Exercise objective
Below are some records; reproduce them exactly.

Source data
########

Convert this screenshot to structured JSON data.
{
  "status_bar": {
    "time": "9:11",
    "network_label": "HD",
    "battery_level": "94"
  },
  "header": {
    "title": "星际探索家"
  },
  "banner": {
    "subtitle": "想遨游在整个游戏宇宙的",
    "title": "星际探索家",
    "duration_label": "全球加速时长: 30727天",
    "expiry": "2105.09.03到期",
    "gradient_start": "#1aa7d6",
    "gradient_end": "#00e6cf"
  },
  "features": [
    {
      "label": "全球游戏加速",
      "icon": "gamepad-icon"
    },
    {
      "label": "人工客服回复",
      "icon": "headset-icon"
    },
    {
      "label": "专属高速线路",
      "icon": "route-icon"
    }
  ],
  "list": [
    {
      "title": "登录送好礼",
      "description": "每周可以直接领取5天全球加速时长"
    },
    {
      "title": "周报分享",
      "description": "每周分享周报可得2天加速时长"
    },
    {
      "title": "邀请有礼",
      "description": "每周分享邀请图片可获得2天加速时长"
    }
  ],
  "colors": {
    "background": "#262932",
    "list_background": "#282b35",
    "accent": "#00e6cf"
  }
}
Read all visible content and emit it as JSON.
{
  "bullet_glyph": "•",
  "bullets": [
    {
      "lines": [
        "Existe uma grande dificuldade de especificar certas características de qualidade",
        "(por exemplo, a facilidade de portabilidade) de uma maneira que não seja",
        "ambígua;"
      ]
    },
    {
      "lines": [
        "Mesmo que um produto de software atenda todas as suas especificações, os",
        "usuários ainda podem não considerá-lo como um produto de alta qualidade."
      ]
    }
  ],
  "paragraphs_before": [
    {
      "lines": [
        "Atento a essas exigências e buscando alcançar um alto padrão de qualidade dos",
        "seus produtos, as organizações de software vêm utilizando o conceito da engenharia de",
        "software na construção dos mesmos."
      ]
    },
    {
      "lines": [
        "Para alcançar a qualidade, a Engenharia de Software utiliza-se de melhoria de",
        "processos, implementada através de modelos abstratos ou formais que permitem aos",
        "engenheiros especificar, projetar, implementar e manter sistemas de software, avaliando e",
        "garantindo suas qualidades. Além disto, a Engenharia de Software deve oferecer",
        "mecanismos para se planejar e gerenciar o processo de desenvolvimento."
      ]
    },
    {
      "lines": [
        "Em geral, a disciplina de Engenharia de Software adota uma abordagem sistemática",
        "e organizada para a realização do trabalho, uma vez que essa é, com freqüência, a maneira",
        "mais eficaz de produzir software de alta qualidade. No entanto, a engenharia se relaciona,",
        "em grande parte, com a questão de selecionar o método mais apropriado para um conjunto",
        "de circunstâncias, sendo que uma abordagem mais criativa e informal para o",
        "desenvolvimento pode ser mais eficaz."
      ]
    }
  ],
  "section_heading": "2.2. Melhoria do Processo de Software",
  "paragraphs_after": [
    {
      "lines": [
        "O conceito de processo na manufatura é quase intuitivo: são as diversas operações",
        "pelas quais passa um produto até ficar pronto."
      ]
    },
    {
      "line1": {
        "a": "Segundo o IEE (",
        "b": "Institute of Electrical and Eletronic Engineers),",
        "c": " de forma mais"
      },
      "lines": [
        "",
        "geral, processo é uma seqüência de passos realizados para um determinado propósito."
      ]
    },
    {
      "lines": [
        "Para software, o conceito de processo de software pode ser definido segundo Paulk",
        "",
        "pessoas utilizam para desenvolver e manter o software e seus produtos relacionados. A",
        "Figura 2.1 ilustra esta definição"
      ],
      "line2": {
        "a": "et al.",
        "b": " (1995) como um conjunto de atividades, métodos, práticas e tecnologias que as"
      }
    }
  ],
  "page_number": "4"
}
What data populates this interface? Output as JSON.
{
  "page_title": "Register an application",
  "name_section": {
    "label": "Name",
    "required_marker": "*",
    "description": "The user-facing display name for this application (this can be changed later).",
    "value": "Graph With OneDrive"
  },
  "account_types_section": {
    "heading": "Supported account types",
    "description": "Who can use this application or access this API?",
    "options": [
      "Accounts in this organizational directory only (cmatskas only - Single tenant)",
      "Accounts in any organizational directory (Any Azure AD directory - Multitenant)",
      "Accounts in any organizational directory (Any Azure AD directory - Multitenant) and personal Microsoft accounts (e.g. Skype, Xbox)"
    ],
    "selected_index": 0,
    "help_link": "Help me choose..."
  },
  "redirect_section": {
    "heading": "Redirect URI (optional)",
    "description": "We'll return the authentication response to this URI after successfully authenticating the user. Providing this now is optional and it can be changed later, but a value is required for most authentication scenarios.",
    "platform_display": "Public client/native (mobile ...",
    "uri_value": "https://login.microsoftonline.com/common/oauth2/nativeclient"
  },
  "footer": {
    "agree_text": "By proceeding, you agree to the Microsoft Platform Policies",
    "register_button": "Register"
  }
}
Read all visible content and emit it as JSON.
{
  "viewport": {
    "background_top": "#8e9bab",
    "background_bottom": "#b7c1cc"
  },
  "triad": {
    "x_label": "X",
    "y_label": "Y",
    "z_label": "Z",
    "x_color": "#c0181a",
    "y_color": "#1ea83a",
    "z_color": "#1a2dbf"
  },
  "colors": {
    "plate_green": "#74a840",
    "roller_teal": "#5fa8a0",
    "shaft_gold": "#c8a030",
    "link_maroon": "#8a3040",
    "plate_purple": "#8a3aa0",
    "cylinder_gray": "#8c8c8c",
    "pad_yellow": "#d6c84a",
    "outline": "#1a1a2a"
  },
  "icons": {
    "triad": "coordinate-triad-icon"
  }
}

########

Written response
Convert this screenshot to structured JSON data.
{
  "status_bar": {
    "time": "9:11",
    "network_label": "HD",
    "battery_level": "94"
  },
  "header": {
    "title": "星际探索家"
  },
  "banner": {
    "subtitle": "想遨游在整个游戏宇宙的",
    "title": "星际探索家",
    "duration_label": "全球加速时长: 30727天",
    "expiry": "2105.09.03到期",
    "gradient_start": "#1aa7d6",
    "gradient_end": "#00e6cf"
  },
  "features": [
    {
      "label": "全球游戏加速",
      "icon": "gamepad-icon"
    },
    {
      "label": "人工客服回复",
      "icon": "headset-icon"
    },
    {
      "label": "专属高速线路",
      "icon": "route-icon"
    }
  ],
  "list": [
    {
      "title": "登录送好礼",
      "description": "每周可以直接领取5天全球加速时长"
    },
    {
      "title": "周报分享",
      "description": "每周分享周报可得2天加速时长"
    },
    {
      "title": "邀请有礼",
      "description": "每周分享邀请图片可获得2天加速时长"
    }
  ],
  "colors": {
    "background": "#262932",
    "list_background": "#282b35",
    "accent": "#00e6cf"
  }
}
Read all visible content and emit it as JSON.
{
  "bullet_glyph": "•",
  "bullets": [
    {
      "lines": [
        "Existe uma grande dificuldade de especificar certas características de qualidade",
        "(por exemplo, a facilidade de portabilidade) de uma maneira que não seja",
        "ambígua;"
      ]
    },
    {
      "lines": [
        "Mesmo que um produto de software atenda todas as suas especificações, os",
        "usuários ainda podem não considerá-lo como um produto de alta qualidade."
      ]
    }
  ],
  "paragraphs_before": [
    {
      "lines": [
        "Atento a essas exigências e buscando alcançar um alto padrão de qualidade dos",
        "seus produtos, as organizações de software vêm utilizando o conceito da engenharia de",
        "software na construção dos mesmos."
      ]
    },
    {
      "lines": [
        "Para alcançar a qualidade, a Engenharia de Software utiliza-se de melhoria de",
        "processos, implementada através de modelos abstratos ou formais que permitem aos",
        "engenheiros especificar, projetar, implementar e manter sistemas de software, avaliando e",
        "garantindo suas qualidades. Além disto, a Engenharia de Software deve oferecer",
        "mecanismos para se planejar e gerenciar o processo de desenvolvimento."
      ]
    },
    {
      "lines": [
        "Em geral, a disciplina de Engenharia de Software adota uma abordagem sistemática",
        "e organizada para a realização do trabalho, uma vez que essa é, com freqüência, a maneira",
        "mais eficaz de produzir software de alta qualidade. No entanto, a engenharia se relaciona,",
        "em grande parte, com a questão de selecionar o método mais apropriado para um conjunto",
        "de circunstâncias, sendo que uma abordagem mais criativa e informal para o",
        "desenvolvimento pode ser mais eficaz."
      ]
    }
  ],
  "section_heading": "2.2. Melhoria do Processo de Software",
  "paragraphs_after": [
    {
      "lines": [
        "O conceito de processo na manufatura é quase intuitivo: são as diversas operações",
        "pelas quais passa um produto até ficar pronto."
      ]
    },
    {
      "line1": {
        "a": "Segundo o IEE (",
        "b": "Institute of Electrical and Eletronic Engineers),",
        "c": " de forma mais"
      },
      "lines": [
        "",
        "geral, processo é uma seqüência de passos realizados para um determinado propósito."
      ]
    },
    {
      "lines": [
        "Para software, o conceito de processo de software pode ser definido segundo Paulk",
        "",
        "pessoas utilizam para desenvolver e manter o software e seus produtos relacionados. A",
        "Figura 2.1 ilustra esta definição"
      ],
      "line2": {
        "a": "et al.",
        "b": " (1995) como um conjunto de atividades, métodos, práticas e tecnologias que as"
      }
    }
  ],
  "page_number": "4"
}
What data populates this interface? Output as JSON.
{
  "page_title": "Register an application",
  "name_section": {
    "label": "Name",
    "required_marker": "*",
    "description": "The user-facing display name for this application (this can be changed later).",
    "value": "Graph With OneDrive"
  },
  "account_types_section": {
    "heading": "Supported account types",
    "description": "Who can use this application or access this API?",
    "options": [
      "Accounts in this organizational directory only (cmatskas only - Single tenant)",
      "Accounts in any organizational directory (Any Azure AD directory - Multitenant)",
      "Accounts in any organizational directory (Any Azure AD directory - Multitenant) and personal Microsoft accounts (e.g. Skype, Xbox)"
    ],
    "selected_index": 0,
    "help_link": "Help me choose..."
  },
  "redirect_section": {
    "heading": "Redirect URI (optional)",
    "description": "We'll return the authentication response to this URI after successfully authenticating the user. Providing this now is optional and it can be changed later, but a value is required for most authentication scenarios.",
    "platform_display": "Public client/native (mobile ...",
    "uri_value": "https://login.microsoftonline.com/common/oauth2/nativeclient"
  },
  "footer": {
    "agree_text": "By proceeding, you agree to the Microsoft Platform Policies",
    "register_button": "Register"
  }
}
Read all visible content and emit it as JSON.
{
  "viewport": {
    "background_top": "#8e9bab",
    "background_bottom": "#b7c1cc"
  },
  "triad": {
    "x_label": "X",
    "y_label": "Y",
    "z_label": "Z",
    "x_color": "#c0181a",
    "y_color": "#1ea83a",
    "z_color": "#1a2dbf"
  },
  "colors": {
    "plate_green": "#74a840",
    "roller_teal": "#5fa8a0",
    "shaft_gold": "#c8a030",
    "link_maroon": "#8a3040",
    "plate_purple": "#8a3aa0",
    "cylinder_gray": "#8c8c8c",
    "pad_yellow": "#d6c84a",
    "outline": "#1a1a2a"
  },
  "icons": {
    "triad": "coordinate-triad-icon"
  }
}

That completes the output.